• EXERCISE DATA
━━━━━━━━━━━━━━━━━━━━

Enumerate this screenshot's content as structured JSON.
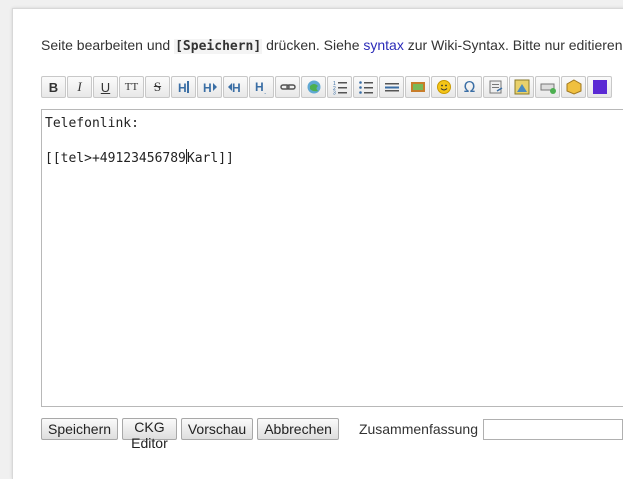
{
  "intro": {
    "before_code": "Seite bearbeiten und ",
    "code": "[Speichern]",
    "after_code": " drücken. Siehe ",
    "link": "syntax",
    "after_link": " zur Wiki-Syntax. Bitte nur editieren"
  },
  "toolbar": {
    "buttons": [
      {
        "name": "bold-button",
        "label": "B"
      },
      {
        "name": "italic-button",
        "label": "I"
      },
      {
        "name": "underline-button",
        "label": "U"
      },
      {
        "name": "monospace-button",
        "label": "TT"
      },
      {
        "name": "strike-button",
        "label": "S"
      }
    ],
    "icons": [
      "heading-same-level-icon",
      "heading-lower-level-icon",
      "heading-higher-level-icon",
      "heading-select-icon",
      "link-icon",
      "external-link-icon",
      "ordered-list-icon",
      "unordered-list-icon",
      "horizontal-rule-icon",
      "image-icon",
      "smiley-icon",
      "special-chars-icon",
      "insert-signature-icon",
      "media-icon",
      "table-icon",
      "plugin-icon",
      "color-icon"
    ]
  },
  "editor": {
    "line1": "Telefonlink:",
    "line2": "",
    "line3_before_caret": "[[tel>+49123456789",
    "line3_after_caret": "Karl]]"
  },
  "buttons": {
    "save": "Speichern",
    "ckg": "CKG Editor",
    "preview": "Vorschau",
    "cancel": "Abbrechen"
  },
  "summary": {
    "label": "Zusammenfassung",
    "value": ""
  }
}
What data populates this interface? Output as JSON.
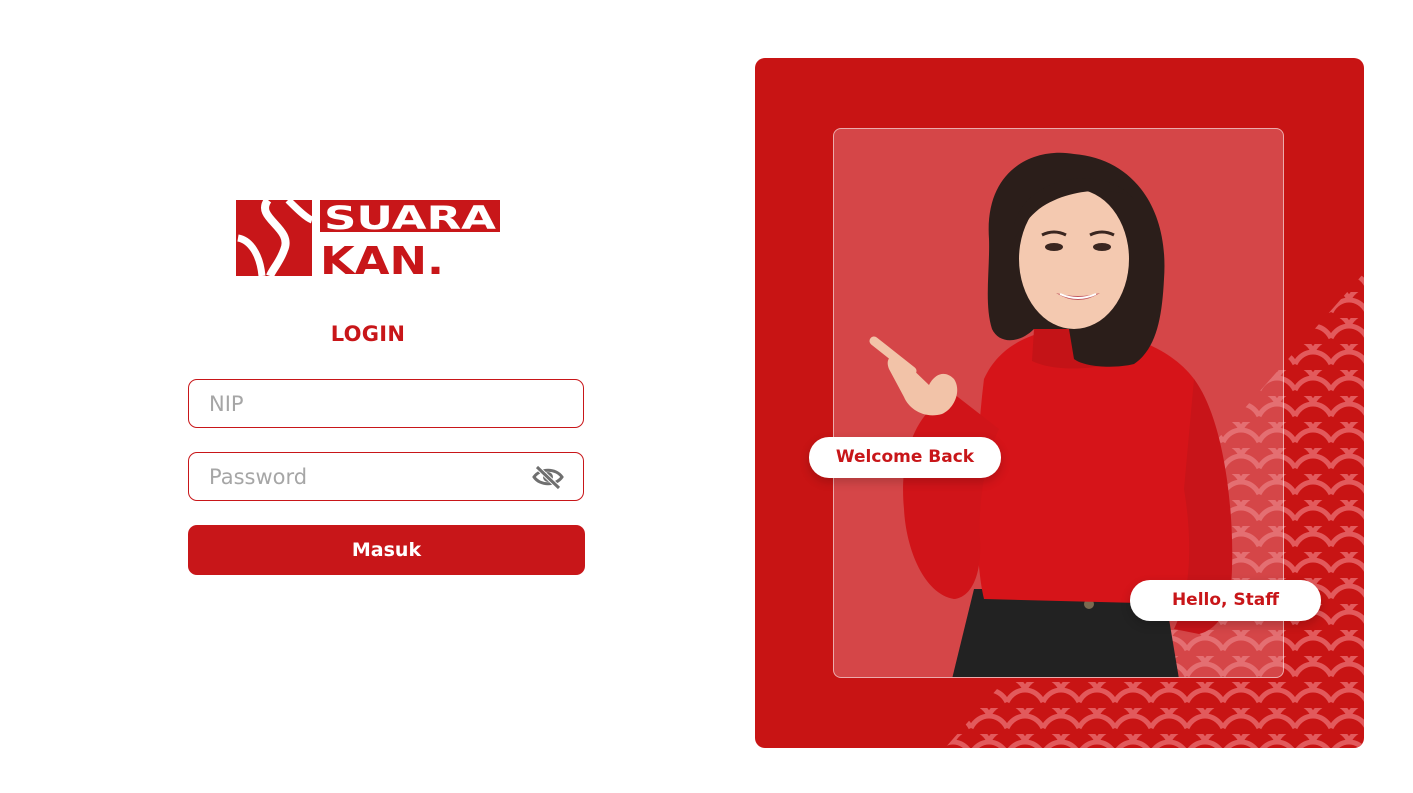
{
  "brand": {
    "logo_line1": "SUARA",
    "logo_line2": "KAN.",
    "color": "#c81619"
  },
  "login": {
    "title": "LOGIN",
    "nip_placeholder": "NIP",
    "password_placeholder": "Password",
    "password_toggle_icon": "eye-slash-icon",
    "submit_label": "Masuk"
  },
  "hero": {
    "welcome_label": "Welcome Back",
    "hello_label": "Hello, Staff",
    "background_color": "#c81414"
  }
}
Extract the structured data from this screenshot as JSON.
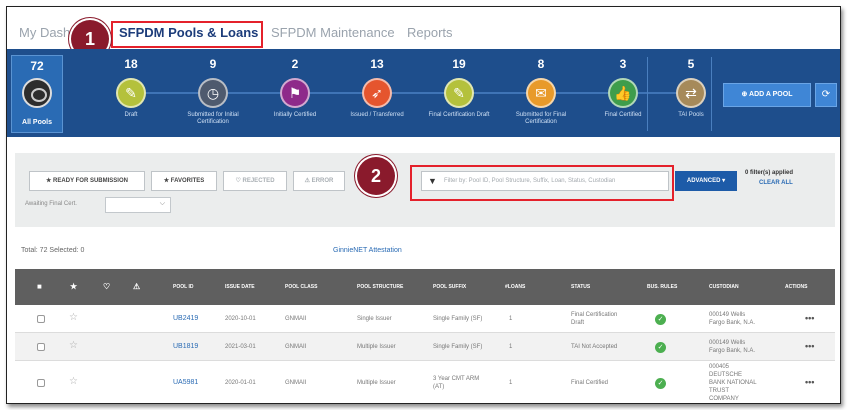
{
  "nav": {
    "tabs": [
      "My Dash",
      "SFPDM Pools & Loans",
      "SFPDM Maintenance",
      "Reports"
    ],
    "active_index": 1
  },
  "callouts": [
    "1",
    "2"
  ],
  "colors": {
    "accent": "#1e4e8c",
    "highlight": "#e4212b",
    "callout": "#8a1a2c",
    "ok": "#4caf50"
  },
  "all_pools": {
    "count": "72",
    "label": "All Pools",
    "icon": "pools-icon"
  },
  "stages": [
    {
      "count": "18",
      "label": "Draft",
      "color": "#b4c13c",
      "icon": "edit-icon",
      "glyph": "✎"
    },
    {
      "count": "9",
      "label": "Submitted for Initial Certification",
      "color": "#4e5a6e",
      "icon": "clock-icon",
      "glyph": "◷"
    },
    {
      "count": "2",
      "label": "Initially Certified",
      "color": "#8e2a8a",
      "icon": "flag-icon",
      "glyph": "⚑"
    },
    {
      "count": "13",
      "label": "Issued / Transferred",
      "color": "#e5552e",
      "icon": "rocket-icon",
      "glyph": "➶"
    },
    {
      "count": "19",
      "label": "Final Certification Draft",
      "color": "#b4c13c",
      "icon": "edit-icon",
      "glyph": "✎"
    },
    {
      "count": "8",
      "label": "Submitted for Final Certification",
      "color": "#e89a2a",
      "icon": "inbox-icon",
      "glyph": "✉"
    },
    {
      "count": "3",
      "label": "Final Certified",
      "color": "#3e9d4b",
      "icon": "thumbs-up-icon",
      "glyph": "👍"
    },
    {
      "count": "5",
      "label": "TAI Pools",
      "color": "#a68a5a",
      "icon": "transfer-icon",
      "glyph": "⇄"
    }
  ],
  "add_pool_label": "⊕ ADD A POOL",
  "refresh_glyph": "⟳",
  "filters": {
    "buttons": [
      {
        "label": "★ READY FOR SUBMISSION",
        "dim": false
      },
      {
        "label": "★ FAVORITES",
        "dim": false
      },
      {
        "label": "♡ REJECTED",
        "dim": true
      },
      {
        "label": "⚠ ERROR",
        "dim": true
      }
    ],
    "awaiting_label": "Awaiting Final Cert.",
    "awaiting_value": "",
    "search_placeholder": "Filter by: Pool ID, Pool Structure, Suffix, Loan, Status, Custodian",
    "advanced_label": "ADVANCED ▾",
    "applied_text": "0 filter(s) applied",
    "clear_all": "CLEAR ALL"
  },
  "table": {
    "totals": "Total: 72 Selected: 0",
    "ginnienet_link": "GinnieNET Attestation",
    "header_icons": [
      "■",
      "★",
      "♡",
      "⚠"
    ],
    "columns": [
      "POOL ID",
      "ISSUE DATE",
      "POOL CLASS",
      "POOL STRUCTURE",
      "POOL SUFFIX",
      "#LOANS",
      "STATUS",
      "BUS. RULES",
      "CUSTODIAN",
      "ACTIONS"
    ],
    "rows": [
      {
        "pool_id": "UB2419",
        "issue_date": "2020-10-01",
        "pool_class": "GNMAII",
        "structure": "Single Issuer",
        "suffix": [
          "Single Family (SF)"
        ],
        "loans": "1",
        "status": [
          "Final Certification",
          "Draft"
        ],
        "custodian": [
          "000149 Wells",
          "Fargo Bank, N.A."
        ]
      },
      {
        "pool_id": "UB1819",
        "issue_date": "2021-03-01",
        "pool_class": "GNMAII",
        "structure": "Multiple Issuer",
        "suffix": [
          "Single Family (SF)"
        ],
        "loans": "1",
        "status": [
          "TAI Not Accepted"
        ],
        "custodian": [
          "000149 Wells",
          "Fargo Bank, N.A."
        ]
      },
      {
        "pool_id": "UA5981",
        "issue_date": "2020-01-01",
        "pool_class": "GNMAII",
        "structure": "Multiple Issuer",
        "suffix": [
          "3 Year CMT ARM",
          "(AT)"
        ],
        "loans": "1",
        "status": [
          "Final Certified"
        ],
        "custodian": [
          "000405",
          "DEUTSCHE",
          "BANK NATIONAL",
          "TRUST",
          "COMPANY"
        ]
      }
    ],
    "ok_glyph": "✓",
    "actions_glyph": "•••",
    "empty_box": "☐",
    "star_glyph": "☆"
  }
}
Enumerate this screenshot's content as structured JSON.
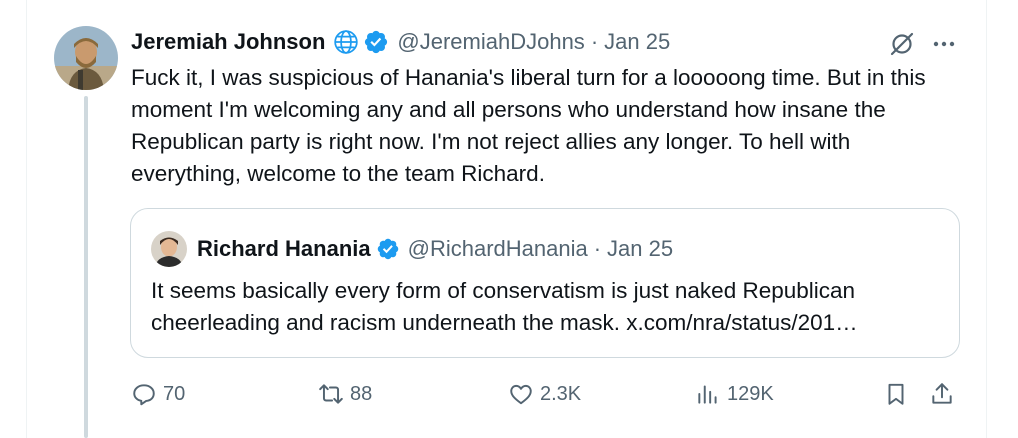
{
  "tweet": {
    "author_name": "Jeremiah Johnson",
    "handle": "@JeremiahDJohns",
    "separator": "·",
    "date": "Jan 25",
    "text": "Fuck it, I was suspicious of Hanania's liberal turn for a looooong time. But in this moment I'm welcoming any and all persons who understand how insane the Republican party is right now. I'm not reject allies any longer. To hell with everything, welcome to the team Richard.",
    "icons": [
      "globe-icon",
      "verified-badge-icon",
      "grok-icon",
      "more-icon"
    ]
  },
  "quote": {
    "author_name": "Richard Hanania",
    "handle": "@RichardHanania",
    "separator": "·",
    "date": "Jan 25",
    "text": "It seems basically every form of conservatism is just naked Republican cheerleading and racism underneath the mask. x.com/nra/status/201…"
  },
  "actions": {
    "replies": "70",
    "reposts": "88",
    "likes": "2.3K",
    "views": "129K"
  },
  "colors": {
    "verified": "#1d9bf0",
    "secondary_text": "#536471",
    "border": "#cfd9de"
  }
}
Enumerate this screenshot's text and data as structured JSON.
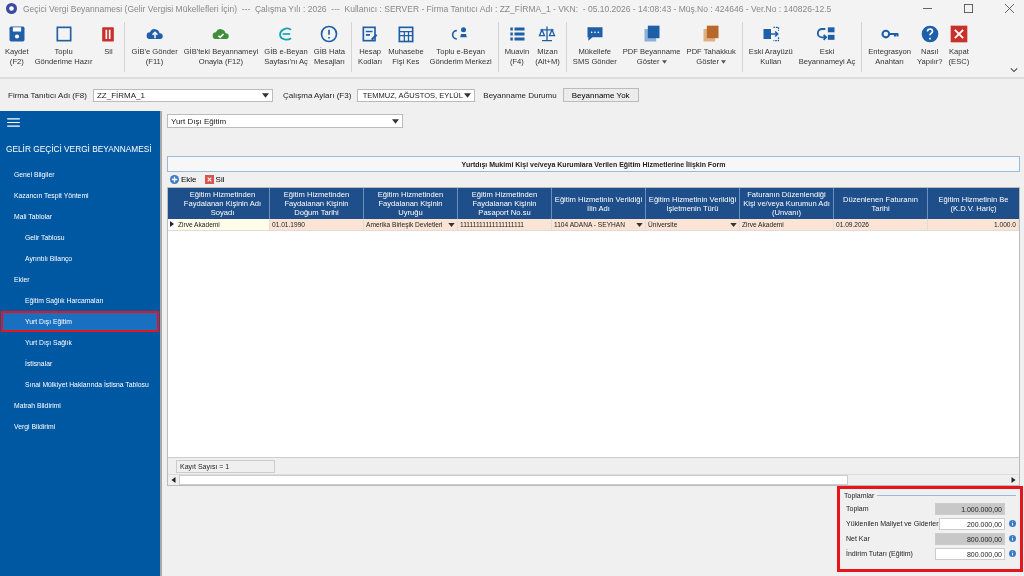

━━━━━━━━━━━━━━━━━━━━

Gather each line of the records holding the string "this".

Enumerate this screenshot's content as structured JSON.
What data populates this interface? Output as JSON.
Extract the structured data from this screenshot as JSON.
Enumerate this screenshot's content as structured JSON.
    "text": "Fuck it, I was suspicious of Hanania's liberal turn for a looooong time. But in this moment I'm welcoming any and all persons who understand how insane the Republican party is right now. I'm not reject allies any longer. To hell with everything, welcome to the team Richard.",
Enumerate this screenshot's text and data as structured JSON.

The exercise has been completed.